Search engines are step zero for users wanting to find any content on the internet -- they are built into our browsers, our mobile devices, and our content streaming products. All you need to do is start typing the name of something, and suddenly, you have results.
But are these really the results you want? How do we know if they are trusted sources? How do we know how these content providers are financed? Are they ad-supported, have a political bias, or provide authoritative information as the original information providers or sources of genuine expertise?
If you're using one of the major search engines such as Google or Bing, you won't be provided with that information.
Neeva, a new search engine being developed by ex-Google executive Sridhar Ramaswamy -- who once ran the company's $115B advertising business -- wants to return context and control of the search engine experience back to the end-user.
Part of that bringing control and context back is its partnership with NewsGuard. This internet content watchdog creates "nutritional labels" for different media sources based on how well they rate on credibility (such as their overall accuracy when reporting on issues such as COVID-19) and overall transparency (such as who owns and finances them).
Whenever you perform a search on Neeva -- which is installable as an extension on Chrome or Edge browsers or as an app on iOS -- it will provide you with the ability to dig deeper into the content source being shown in the search results and display NewsGuard's summary ratings as well as its full nutritional label and report.
Oh, and there's no advertising. None.

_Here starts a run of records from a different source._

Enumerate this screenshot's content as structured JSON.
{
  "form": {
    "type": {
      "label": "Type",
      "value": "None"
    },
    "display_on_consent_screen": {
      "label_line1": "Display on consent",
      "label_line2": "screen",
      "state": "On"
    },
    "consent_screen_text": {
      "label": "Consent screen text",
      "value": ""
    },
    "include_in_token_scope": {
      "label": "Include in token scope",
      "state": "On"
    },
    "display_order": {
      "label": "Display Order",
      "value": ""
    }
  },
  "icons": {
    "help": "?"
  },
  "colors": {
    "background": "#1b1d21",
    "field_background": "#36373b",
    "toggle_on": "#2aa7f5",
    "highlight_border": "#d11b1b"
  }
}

But that's not all. Neeva will show you which sites in your results are trusted sources, ad-supported, are providers/products, or lifestyle-related results. It will also give you additional context about products you are looking for -- for example, if you search for "Best espresso machines," it will show you results in different price ranges as ranked by major review sites.

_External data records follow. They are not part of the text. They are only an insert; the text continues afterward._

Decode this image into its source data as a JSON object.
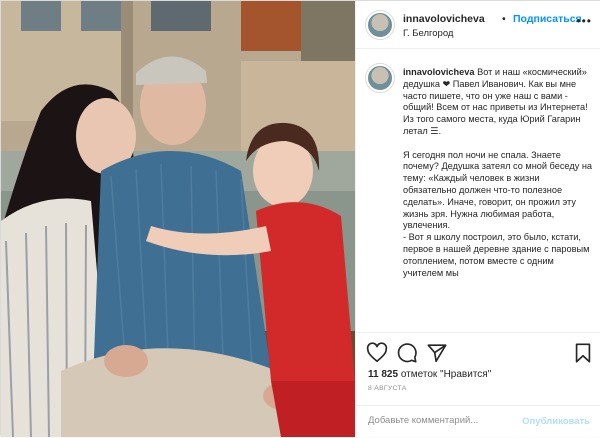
{
  "header": {
    "username": "innavolovicheva",
    "separator": "•",
    "follow_label": "Подписаться",
    "location": "Г. Белгород",
    "more_glyph": "•••"
  },
  "caption": {
    "username": "innavolovicheva",
    "paragraph1": "Вот и наш «космический» дедушка ❤ Павел Иванович. Как вы мне часто пишете, что он уже наш с вами - общий! Всем от нас приветы из Интернета! Из того самого места, куда Юрий Гагарин летал ☰.",
    "paragraph2": "Я сегодня пол ночи не спала. Знаете почему? Дедушка затеял со мной беседу на тему: «Каждый человек в жизни обязательно должен что-то полезное сделать». Иначе, говорит, он прожил эту жизнь зря. Нужна любимая работа, увлечения.",
    "paragraph3": "- Вот я школу построил, это было, кстати, первое в нашей деревне здание с паровым отоплением, потом вместе с одним учителем мы"
  },
  "actions": {
    "icons": [
      "heart-icon",
      "comment-icon",
      "share-icon",
      "bookmark-icon"
    ],
    "likes_count": "11 825",
    "likes_label": "отметок \"Нравится\"",
    "date": "8 августа"
  },
  "comment": {
    "placeholder": "Добавьте комментарий...",
    "publish_label": "Опубликовать"
  },
  "colors": {
    "link_blue": "#0095f6",
    "publish_disabled": "#b2dffc",
    "muted": "#8e8e8e",
    "border": "#efefef"
  }
}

You can also see results as returned as images, maps, news, or videos.
It's also possible to customize or rank your preferred news providers. So, for example, if you have subscriptions to certain newspapers, such as Washington Post, Wall Street Journal, or the New York Times, you can rank those first and de-rank the providers you want to see less of, such as FOX News or OAN.
Neeva also acts as a personalized search engine -- you can connect external providers such as Google so that you can dig into your Gmail or Google Drive, as well as your Office 365, Dropbox, Slack, GitHub, Confluence, Jira, Box, Notion, and Figma accounts.
Currently, you can evaluate Neeva for free for five months after you set it up, but the service will cost $4.95 per month when your trial is over. The company is working with other providers besides NewsGuard (which normally costs $3 a month unless you use Microsoft Edge) to provide more features to their subscribers, so it seeks more of a "value-added" service bundling model.